C. DEAN CONRAD
Dempsey noticed the deposition of Defendant Kari Conrad to take place on May 24, 2013, in Lewisburg, Pennsylvania. Conrad lives and works in Lewisburg, where she is employed as a dean at Bucknell University. But she was unavailable to attend a deposition on May 24, 2013, due to her son's high school graduation and a prior obligation to play host to out-of-town relatives visiting to attend his graduation. Although Conrad's role in this case is clearly central, and the taking of her deposition essential, there is no overriding reason why it could not be rescheduled for another time more convenient to the deponent.

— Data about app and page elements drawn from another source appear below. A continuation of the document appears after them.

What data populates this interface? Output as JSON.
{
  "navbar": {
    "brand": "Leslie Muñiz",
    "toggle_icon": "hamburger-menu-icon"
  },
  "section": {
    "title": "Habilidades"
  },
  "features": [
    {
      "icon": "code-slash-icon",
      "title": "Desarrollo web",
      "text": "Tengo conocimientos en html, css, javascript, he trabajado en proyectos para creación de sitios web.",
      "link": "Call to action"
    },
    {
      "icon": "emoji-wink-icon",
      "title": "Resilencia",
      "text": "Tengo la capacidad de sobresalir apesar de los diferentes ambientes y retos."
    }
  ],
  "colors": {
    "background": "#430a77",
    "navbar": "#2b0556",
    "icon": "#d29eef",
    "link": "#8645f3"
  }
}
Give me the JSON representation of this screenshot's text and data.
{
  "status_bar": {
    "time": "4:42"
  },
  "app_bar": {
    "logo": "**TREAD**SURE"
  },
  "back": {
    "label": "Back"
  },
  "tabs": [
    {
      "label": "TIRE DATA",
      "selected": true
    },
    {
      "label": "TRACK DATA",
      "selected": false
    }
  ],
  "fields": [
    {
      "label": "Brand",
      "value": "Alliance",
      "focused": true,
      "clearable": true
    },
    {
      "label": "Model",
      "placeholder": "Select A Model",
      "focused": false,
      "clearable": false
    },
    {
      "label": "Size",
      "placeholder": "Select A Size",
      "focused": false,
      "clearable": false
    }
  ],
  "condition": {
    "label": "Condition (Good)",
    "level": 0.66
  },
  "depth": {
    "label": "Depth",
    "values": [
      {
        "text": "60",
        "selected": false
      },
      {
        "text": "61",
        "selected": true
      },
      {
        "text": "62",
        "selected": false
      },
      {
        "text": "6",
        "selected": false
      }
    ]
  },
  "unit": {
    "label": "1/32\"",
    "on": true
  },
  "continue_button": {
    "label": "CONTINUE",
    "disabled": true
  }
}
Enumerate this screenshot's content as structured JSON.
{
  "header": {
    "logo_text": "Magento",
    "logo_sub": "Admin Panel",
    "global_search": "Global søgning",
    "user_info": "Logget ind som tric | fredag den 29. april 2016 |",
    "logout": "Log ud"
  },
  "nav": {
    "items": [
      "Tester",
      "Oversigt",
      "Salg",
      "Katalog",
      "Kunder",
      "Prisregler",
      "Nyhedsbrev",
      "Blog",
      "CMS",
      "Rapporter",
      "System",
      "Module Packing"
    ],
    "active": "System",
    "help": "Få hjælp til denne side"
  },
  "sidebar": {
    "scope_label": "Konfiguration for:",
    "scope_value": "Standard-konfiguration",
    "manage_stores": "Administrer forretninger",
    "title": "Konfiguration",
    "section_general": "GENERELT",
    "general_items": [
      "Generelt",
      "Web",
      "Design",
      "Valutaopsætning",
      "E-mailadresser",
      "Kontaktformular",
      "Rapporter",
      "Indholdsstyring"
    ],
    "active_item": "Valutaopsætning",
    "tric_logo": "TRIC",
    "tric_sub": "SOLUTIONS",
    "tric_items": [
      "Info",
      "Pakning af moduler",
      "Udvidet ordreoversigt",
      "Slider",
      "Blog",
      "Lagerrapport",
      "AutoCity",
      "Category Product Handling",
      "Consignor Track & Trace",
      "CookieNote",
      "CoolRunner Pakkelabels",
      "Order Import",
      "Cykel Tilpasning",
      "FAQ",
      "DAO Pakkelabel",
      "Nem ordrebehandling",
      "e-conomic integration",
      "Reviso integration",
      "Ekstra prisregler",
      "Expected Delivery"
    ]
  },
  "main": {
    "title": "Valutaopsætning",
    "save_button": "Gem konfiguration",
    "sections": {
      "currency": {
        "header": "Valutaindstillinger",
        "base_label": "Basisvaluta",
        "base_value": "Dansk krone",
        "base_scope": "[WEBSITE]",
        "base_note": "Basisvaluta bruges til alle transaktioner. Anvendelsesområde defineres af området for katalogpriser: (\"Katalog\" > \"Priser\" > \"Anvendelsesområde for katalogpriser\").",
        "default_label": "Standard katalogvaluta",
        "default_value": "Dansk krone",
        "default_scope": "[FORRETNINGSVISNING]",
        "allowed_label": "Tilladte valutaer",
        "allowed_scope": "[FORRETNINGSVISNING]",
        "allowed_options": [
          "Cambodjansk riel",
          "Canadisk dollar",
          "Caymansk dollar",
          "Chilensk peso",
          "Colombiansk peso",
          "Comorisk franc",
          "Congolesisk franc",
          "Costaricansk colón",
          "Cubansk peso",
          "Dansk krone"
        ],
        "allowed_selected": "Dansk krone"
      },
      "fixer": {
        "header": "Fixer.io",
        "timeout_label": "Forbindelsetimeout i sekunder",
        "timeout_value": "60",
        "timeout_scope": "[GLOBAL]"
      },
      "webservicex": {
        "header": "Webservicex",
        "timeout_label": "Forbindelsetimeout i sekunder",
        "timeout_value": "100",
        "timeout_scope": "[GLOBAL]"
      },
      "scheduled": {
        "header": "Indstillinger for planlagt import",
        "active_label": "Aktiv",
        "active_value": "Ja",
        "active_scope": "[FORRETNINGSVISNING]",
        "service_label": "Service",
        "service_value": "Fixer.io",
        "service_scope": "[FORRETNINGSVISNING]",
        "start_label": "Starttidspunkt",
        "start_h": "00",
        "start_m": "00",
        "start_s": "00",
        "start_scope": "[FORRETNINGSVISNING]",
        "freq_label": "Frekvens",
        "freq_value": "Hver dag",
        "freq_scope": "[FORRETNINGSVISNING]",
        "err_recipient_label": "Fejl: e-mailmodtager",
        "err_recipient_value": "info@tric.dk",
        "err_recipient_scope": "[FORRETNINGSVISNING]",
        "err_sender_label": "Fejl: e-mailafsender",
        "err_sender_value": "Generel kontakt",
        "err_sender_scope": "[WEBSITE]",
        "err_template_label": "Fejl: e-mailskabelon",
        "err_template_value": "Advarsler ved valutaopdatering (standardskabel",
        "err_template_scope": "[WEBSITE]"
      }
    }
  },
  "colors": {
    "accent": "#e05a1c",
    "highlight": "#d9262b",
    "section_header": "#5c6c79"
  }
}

Accordingly, the Court finds good cause for a protective order directing that the deposition of Conrad be rescheduled for a later date.
For the foregoing reasons, the Bucknell University Defendants' Motion for Protective Order (Doc. 87) will be GRANTED in part and DENIED in part. The motion shall be granted with respect to the depositions of Kenneth W. Freeman, William A. Graham IV, and Kari Conrad, and denied with respect to the depositions of Eric Faden, Tammy Hiller, Judy Mickanis, Dennis Hopple, and Michael Smyer. The parties shall be directed to meet and confer promptly to determine new times and places for these eight depositions, which must be completed before a new fact discovery deadline imposed by a forthcoming scheduling order. The deposition of Kenneth W. Freeman shall take place in Boston, Massachusetts, or such other place to which the parties mutually agree, and may be taken by videoconference or other remote means. The deposition of William A. Graham IV shall take place in Philadelphia, Pennsylvania, or such other place to which the parties mutually agree, and may be taken by videoconference or other remote means. The depositions of Eric Faden, Tammy Hiller, Judy Mickanis, Dennis Hopple, Michael Smyer, and Kari Conrad shall take place in Lewisburg, Pennsylvania, or such other place to which the parties mutually agree.
An appropriate Order follows.